▶ **Task prompt**: Restate the listing below word for word. No picture belongs in the result.

(Data under study begins)

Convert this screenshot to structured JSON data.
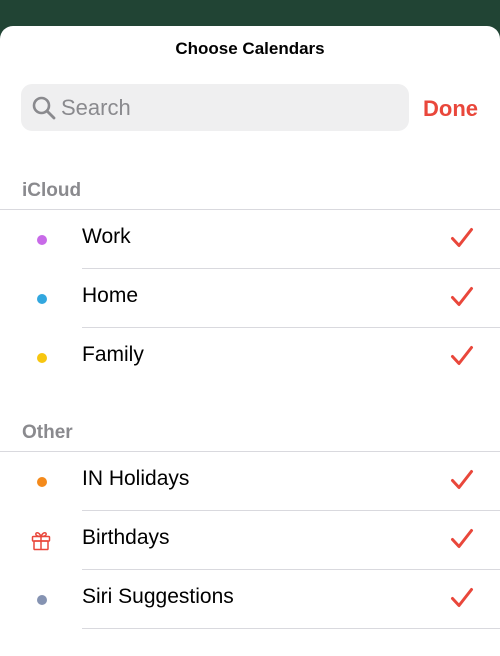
{
  "header": {
    "title": "Choose Calendars"
  },
  "search": {
    "placeholder": "Search",
    "value": "",
    "done_label": "Done"
  },
  "sections": [
    {
      "title": "iCloud",
      "items": [
        {
          "label": "Work",
          "icon": "dot",
          "color": "#c86ae8",
          "checked": true
        },
        {
          "label": "Home",
          "icon": "dot",
          "color": "#32a7df",
          "checked": true
        },
        {
          "label": "Family",
          "icon": "dot",
          "color": "#f7c610",
          "checked": true
        }
      ]
    },
    {
      "title": "Other",
      "items": [
        {
          "label": "IN Holidays",
          "icon": "dot",
          "color": "#f48a1b",
          "checked": true
        },
        {
          "label": "Birthdays",
          "icon": "gift-icon",
          "color": "#e9473b",
          "checked": true
        },
        {
          "label": "Siri Suggestions",
          "icon": "dot",
          "color": "#8593b2",
          "checked": true
        }
      ]
    }
  ],
  "colors": {
    "accent": "#e9473b",
    "background": "#214434"
  }
}
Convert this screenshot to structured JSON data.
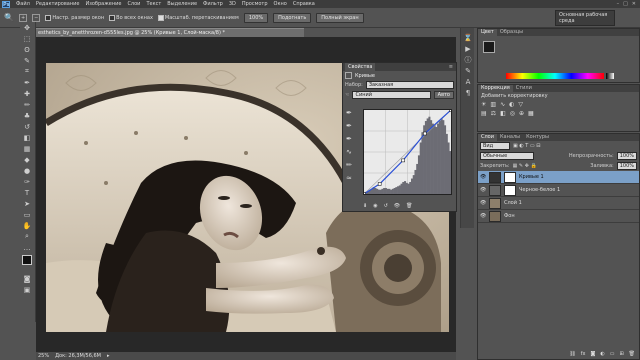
{
  "menubar": {
    "logo": "Ps",
    "items": [
      "Файл",
      "Редактирование",
      "Изображение",
      "Слои",
      "Текст",
      "Выделение",
      "Фильтр",
      "3D",
      "Просмотр",
      "Окно",
      "Справка"
    ],
    "win_controls": [
      "–",
      "□",
      "✕"
    ]
  },
  "options": {
    "zoom_icon": "magnifier-icon",
    "check1": "Настр. размер окон",
    "check2": "Во всех окнах",
    "check3": "Масштаб. перетаскиванием",
    "btn1": "100%",
    "btn2": "Подогнать",
    "btn3": "Полный экран",
    "workspace": "Основная рабочая среда"
  },
  "document": {
    "tab": "esthetics_by_anetthrozen-d555les.jpg @ 25% (Кривые 1, Слой-маска/8) *",
    "status_zoom": "25%",
    "status_doc": "Док: 26,3M/56,6M"
  },
  "properties": {
    "tabs": [
      "Свойства"
    ],
    "title": "Кривые",
    "preset_label": "Набор:",
    "preset_value": "Заказная",
    "channel_value": "Синий",
    "auto_label": "Авто",
    "curve_points": [
      [
        0,
        0
      ],
      [
        0.18,
        0.12
      ],
      [
        0.45,
        0.4
      ],
      [
        0.7,
        0.72
      ],
      [
        1,
        1
      ]
    ],
    "histogram": [
      2,
      3,
      4,
      5,
      6,
      8,
      7,
      6,
      5,
      5,
      6,
      7,
      7,
      6,
      6,
      5,
      6,
      7,
      8,
      9,
      10,
      12,
      14,
      15,
      13,
      12,
      14,
      18,
      22,
      28,
      35,
      45,
      60,
      72,
      80,
      85,
      88,
      90,
      86,
      82,
      80,
      78,
      82,
      85,
      88,
      86,
      80,
      70,
      60,
      50
    ]
  },
  "color_panel": {
    "tabs": [
      "Цвет",
      "Образцы"
    ],
    "fg": "#1a1a1a",
    "bg": "#ffffff"
  },
  "adjust_panel": {
    "tabs": [
      "Коррекция",
      "Стили"
    ],
    "title": "Добавить корректировку"
  },
  "layers_panel": {
    "tabs": [
      "Слои",
      "Каналы",
      "Контуры"
    ],
    "filter_label": "Вид",
    "blend_mode": "Обычные",
    "opacity_label": "Непрозрачность:",
    "opacity": "100%",
    "lock_label": "Закрепить:",
    "fill_label": "Заливка:",
    "fill": "100%",
    "layers": [
      {
        "name": "Кривые 1",
        "selected": true
      },
      {
        "name": "Черное-белое 1",
        "selected": false
      },
      {
        "name": "Слой 1",
        "selected": false
      },
      {
        "name": "Фон",
        "selected": false
      }
    ]
  }
}
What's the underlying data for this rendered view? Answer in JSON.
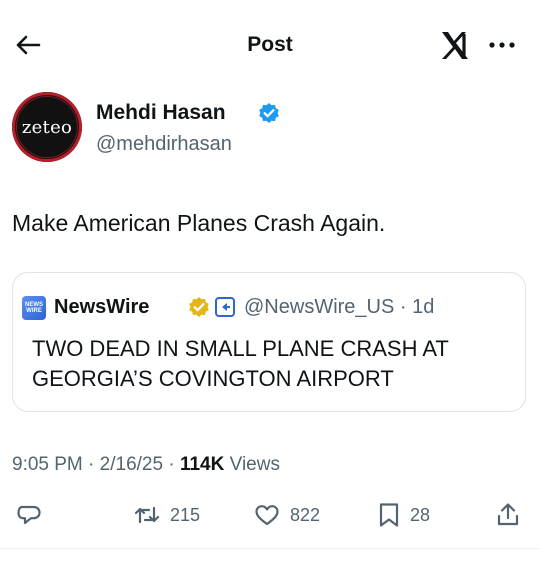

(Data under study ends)

▶ **Output for this task**:
Convert this screenshot to structured JSON data.
{
  "header": {
    "title": "Choose Calendars"
  },
  "search": {
    "placeholder": "Search",
    "value": "",
    "done_label": "Done"
  },
  "sections": [
    {
      "title": "iCloud",
      "items": [
        {
          "label": "Work",
          "icon": "dot",
          "color": "#c86ae8",
          "checked": true
        },
        {
          "label": "Home",
          "icon": "dot",
          "color": "#32a7df",
          "checked": true
        },
        {
          "label": "Family",
          "icon": "dot",
          "color": "#f7c610",
          "checked": true
        }
      ]
    },
    {
      "title": "Other",
      "items": [
        {
          "label": "IN Holidays",
          "icon": "dot",
          "color": "#f48a1b",
          "checked": true
        },
        {
          "label": "Birthdays",
          "icon": "gift-icon",
          "color": "#e9473b",
          "checked": true
        },
        {
          "label": "Siri Suggestions",
          "icon": "dot",
          "color": "#8593b2",
          "checked": true
        }
      ]
    }
  ],
  "colors": {
    "accent": "#e9473b",
    "background": "#214434"
  }
}
Convert this screenshot to structured JSON data.
{
  "menubar": {
    "logo": "Ps",
    "items": [
      "Файл",
      "Редактирование",
      "Изображение",
      "Слои",
      "Текст",
      "Выделение",
      "Фильтр",
      "3D",
      "Просмотр",
      "Окно",
      "Справка"
    ],
    "win_controls": [
      "–",
      "□",
      "✕"
    ]
  },
  "options": {
    "zoom_icon": "magnifier-icon",
    "check1": "Настр. размер окон",
    "check2": "Во всех окнах",
    "check3": "Масштаб. перетаскиванием",
    "btn1": "100%",
    "btn2": "Подогнать",
    "btn3": "Полный экран",
    "workspace": "Основная рабочая среда"
  },
  "document": {
    "tab": "esthetics_by_anetthrozen-d555les.jpg @ 25% (Кривые 1, Слой-маска/8) *",
    "status_zoom": "25%",
    "status_doc": "Док: 26,3M/56,6M"
  },
  "properties": {
    "tabs": [
      "Свойства"
    ],
    "title": "Кривые",
    "preset_label": "Набор:",
    "preset_value": "Заказная",
    "channel_value": "Синий",
    "auto_label": "Авто",
    "curve_points": [
      [
        0,
        0
      ],
      [
        0.18,
        0.12
      ],
      [
        0.45,
        0.4
      ],
      [
        0.7,
        0.72
      ],
      [
        1,
        1
      ]
    ],
    "histogram": [
      2,
      3,
      4,
      5,
      6,
      8,
      7,
      6,
      5,
      5,
      6,
      7,
      7,
      6,
      6,
      5,
      6,
      7,
      8,
      9,
      10,
      12,
      14,
      15,
      13,
      12,
      14,
      18,
      22,
      28,
      35,
      45,
      60,
      72,
      80,
      85,
      88,
      90,
      86,
      82,
      80,
      78,
      82,
      85,
      88,
      86,
      80,
      70,
      60,
      50
    ]
  },
  "color_panel": {
    "tabs": [
      "Цвет",
      "Образцы"
    ],
    "fg": "#1a1a1a",
    "bg": "#ffffff"
  },
  "adjust_panel": {
    "tabs": [
      "Коррекция",
      "Стили"
    ],
    "title": "Добавить корректировку"
  },
  "layers_panel": {
    "tabs": [
      "Слои",
      "Каналы",
      "Контуры"
    ],
    "filter_label": "Вид",
    "blend_mode": "Обычные",
    "opacity_label": "Непрозрачность:",
    "opacity": "100%",
    "lock_label": "Закрепить:",
    "fill_label": "Заливка:",
    "fill": "100%",
    "layers": [
      {
        "name": "Кривые 1",
        "selected": true
      },
      {
        "name": "Черное-белое 1",
        "selected": false
      },
      {
        "name": "Слой 1",
        "selected": false
      },
      {
        "name": "Фон",
        "selected": false
      }
    ]
  }
}
What's the underlying data for this rendered view? Answer in JSON.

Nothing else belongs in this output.